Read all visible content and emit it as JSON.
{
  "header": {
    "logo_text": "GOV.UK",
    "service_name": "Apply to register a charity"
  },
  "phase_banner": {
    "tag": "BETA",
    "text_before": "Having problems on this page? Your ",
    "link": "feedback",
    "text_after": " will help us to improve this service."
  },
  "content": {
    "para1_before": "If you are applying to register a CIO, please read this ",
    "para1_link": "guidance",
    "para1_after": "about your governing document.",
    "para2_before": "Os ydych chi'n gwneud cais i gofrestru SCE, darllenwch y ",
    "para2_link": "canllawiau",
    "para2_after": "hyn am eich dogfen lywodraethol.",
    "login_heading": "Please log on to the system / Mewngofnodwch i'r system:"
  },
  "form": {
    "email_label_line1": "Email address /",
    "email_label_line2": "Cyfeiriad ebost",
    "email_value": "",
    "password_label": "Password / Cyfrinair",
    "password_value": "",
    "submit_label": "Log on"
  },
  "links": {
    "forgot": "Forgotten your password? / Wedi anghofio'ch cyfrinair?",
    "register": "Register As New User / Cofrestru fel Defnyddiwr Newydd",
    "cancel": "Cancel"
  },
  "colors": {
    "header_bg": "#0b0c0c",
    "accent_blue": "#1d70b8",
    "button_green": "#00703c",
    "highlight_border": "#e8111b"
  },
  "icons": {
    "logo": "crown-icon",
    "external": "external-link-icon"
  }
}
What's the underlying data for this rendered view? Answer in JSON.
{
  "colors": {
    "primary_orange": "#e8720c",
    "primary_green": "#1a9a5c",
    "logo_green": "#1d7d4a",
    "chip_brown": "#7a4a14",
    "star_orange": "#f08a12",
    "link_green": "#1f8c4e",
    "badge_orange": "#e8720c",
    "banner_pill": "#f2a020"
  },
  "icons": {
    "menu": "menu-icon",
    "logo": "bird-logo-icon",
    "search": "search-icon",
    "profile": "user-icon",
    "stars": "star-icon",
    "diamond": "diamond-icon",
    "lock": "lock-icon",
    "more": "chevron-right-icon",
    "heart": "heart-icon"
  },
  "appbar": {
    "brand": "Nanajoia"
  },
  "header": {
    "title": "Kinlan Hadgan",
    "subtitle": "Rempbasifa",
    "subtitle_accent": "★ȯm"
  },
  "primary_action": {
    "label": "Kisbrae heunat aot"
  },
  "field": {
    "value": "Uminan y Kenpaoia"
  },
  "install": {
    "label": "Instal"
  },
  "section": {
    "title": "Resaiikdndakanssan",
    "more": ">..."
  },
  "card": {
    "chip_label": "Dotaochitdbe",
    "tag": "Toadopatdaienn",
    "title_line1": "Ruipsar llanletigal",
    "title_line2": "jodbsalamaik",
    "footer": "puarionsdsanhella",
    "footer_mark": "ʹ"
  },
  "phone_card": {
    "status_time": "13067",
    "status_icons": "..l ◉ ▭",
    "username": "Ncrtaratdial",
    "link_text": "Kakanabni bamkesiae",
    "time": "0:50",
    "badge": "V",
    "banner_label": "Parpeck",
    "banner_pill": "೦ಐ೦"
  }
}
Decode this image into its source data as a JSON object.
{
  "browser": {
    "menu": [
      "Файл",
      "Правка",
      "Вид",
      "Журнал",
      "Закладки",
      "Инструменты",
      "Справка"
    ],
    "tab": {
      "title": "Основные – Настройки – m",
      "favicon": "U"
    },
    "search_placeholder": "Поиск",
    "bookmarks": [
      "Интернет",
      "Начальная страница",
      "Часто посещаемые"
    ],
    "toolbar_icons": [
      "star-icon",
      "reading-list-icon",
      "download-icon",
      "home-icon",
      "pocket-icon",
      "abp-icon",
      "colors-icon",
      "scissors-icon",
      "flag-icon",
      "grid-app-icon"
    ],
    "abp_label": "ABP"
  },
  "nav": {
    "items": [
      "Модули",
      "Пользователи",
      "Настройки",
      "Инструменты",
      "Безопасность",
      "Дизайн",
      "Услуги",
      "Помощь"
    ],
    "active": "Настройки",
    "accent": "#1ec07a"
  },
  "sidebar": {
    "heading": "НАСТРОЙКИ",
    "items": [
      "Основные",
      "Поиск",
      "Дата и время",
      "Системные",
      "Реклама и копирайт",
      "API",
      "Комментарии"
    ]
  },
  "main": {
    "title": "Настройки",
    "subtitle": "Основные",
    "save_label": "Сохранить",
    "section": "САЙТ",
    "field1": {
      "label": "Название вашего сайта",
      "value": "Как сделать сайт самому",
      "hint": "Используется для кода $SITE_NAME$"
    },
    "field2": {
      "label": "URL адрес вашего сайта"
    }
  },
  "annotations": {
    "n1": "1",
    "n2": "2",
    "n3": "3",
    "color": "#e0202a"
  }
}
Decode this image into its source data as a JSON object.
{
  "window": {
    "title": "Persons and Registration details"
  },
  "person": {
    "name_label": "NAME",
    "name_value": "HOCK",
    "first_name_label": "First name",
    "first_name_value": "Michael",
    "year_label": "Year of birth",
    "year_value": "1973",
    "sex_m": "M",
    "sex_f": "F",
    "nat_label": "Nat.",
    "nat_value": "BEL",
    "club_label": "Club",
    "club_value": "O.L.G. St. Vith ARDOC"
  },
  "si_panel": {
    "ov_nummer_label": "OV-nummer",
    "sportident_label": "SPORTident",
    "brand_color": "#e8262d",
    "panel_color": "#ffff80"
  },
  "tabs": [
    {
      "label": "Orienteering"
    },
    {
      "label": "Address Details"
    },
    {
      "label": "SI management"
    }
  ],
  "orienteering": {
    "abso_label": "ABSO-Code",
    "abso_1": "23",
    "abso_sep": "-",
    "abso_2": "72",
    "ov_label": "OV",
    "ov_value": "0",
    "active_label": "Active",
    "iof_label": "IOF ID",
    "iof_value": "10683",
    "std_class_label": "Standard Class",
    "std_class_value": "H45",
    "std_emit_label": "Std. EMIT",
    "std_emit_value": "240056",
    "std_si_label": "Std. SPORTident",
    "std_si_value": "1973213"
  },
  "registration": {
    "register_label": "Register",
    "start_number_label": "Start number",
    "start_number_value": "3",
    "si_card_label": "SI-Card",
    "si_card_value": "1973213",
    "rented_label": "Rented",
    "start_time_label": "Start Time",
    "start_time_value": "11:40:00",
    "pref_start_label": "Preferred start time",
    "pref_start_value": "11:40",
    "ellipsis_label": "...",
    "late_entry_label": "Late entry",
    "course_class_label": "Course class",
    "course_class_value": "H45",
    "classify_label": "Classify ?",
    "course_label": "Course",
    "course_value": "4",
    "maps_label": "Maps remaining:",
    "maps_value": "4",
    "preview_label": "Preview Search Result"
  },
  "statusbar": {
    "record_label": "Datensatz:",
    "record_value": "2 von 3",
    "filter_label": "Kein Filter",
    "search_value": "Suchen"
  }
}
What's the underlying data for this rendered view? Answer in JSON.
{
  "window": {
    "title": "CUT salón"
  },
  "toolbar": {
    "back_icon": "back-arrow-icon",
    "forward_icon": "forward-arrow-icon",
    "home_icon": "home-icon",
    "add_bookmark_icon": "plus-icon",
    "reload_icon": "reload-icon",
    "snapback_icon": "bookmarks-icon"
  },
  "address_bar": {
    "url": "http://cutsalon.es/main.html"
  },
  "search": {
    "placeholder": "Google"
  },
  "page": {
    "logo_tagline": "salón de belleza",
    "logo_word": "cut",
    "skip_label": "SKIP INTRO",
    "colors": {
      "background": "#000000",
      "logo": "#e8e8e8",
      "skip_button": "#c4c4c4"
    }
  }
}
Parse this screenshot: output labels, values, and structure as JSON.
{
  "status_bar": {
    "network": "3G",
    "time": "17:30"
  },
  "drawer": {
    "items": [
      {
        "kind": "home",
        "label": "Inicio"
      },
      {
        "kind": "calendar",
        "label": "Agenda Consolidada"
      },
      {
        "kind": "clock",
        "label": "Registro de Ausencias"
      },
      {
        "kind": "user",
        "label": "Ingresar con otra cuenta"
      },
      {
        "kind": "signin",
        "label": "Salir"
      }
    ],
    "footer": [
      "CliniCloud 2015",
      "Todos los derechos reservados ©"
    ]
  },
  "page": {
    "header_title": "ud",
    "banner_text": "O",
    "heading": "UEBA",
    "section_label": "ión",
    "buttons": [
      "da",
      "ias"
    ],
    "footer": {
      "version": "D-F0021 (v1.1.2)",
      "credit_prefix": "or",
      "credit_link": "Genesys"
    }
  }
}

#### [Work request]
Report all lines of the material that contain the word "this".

#### [Result]
    "text_before": "Having problems on this page? Your ",
    "text_after": " will help us to improve this service."
    "para1_before": "If you are applying to register a CIO, please read this ",
What's the underlying data for this rendered view? Answer in JSON.
Decode this image into its source data as a JSON object.
Decode this image into its source data as a JSON object.
What's the underlying data for this rendered view? Answer in JSON.
Parse this screenshot: output labels, values, and structure as JSON.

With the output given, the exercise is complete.